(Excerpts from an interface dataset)
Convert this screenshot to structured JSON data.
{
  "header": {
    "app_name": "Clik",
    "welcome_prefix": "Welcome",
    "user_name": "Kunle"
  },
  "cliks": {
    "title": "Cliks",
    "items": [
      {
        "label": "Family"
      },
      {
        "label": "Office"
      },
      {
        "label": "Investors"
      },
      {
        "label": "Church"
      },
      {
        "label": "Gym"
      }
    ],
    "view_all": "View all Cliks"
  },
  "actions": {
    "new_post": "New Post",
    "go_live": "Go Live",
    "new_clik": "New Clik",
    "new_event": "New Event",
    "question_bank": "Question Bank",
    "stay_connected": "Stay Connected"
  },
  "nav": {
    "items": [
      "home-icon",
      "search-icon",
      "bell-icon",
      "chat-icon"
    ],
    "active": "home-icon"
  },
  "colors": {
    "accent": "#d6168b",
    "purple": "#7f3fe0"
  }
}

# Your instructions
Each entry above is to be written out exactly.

# Exercise output
Convert this screenshot to structured JSON data.
{
  "header": {
    "app_name": "Clik",
    "welcome_prefix": "Welcome",
    "user_name": "Kunle"
  },
  "cliks": {
    "title": "Cliks",
    "items": [
      {
        "label": "Family"
      },
      {
        "label": "Office"
      },
      {
        "label": "Investors"
      },
      {
        "label": "Church"
      },
      {
        "label": "Gym"
      }
    ],
    "view_all": "View all Cliks"
  },
  "actions": {
    "new_post": "New Post",
    "go_live": "Go Live",
    "new_clik": "New Clik",
    "new_event": "New Event",
    "question_bank": "Question Bank",
    "stay_connected": "Stay Connected"
  },
  "nav": {
    "items": [
      "home-icon",
      "search-icon",
      "bell-icon",
      "chat-icon"
    ],
    "active": "home-icon"
  },
  "colors": {
    "accent": "#d6168b",
    "purple": "#7f3fe0"
  }
}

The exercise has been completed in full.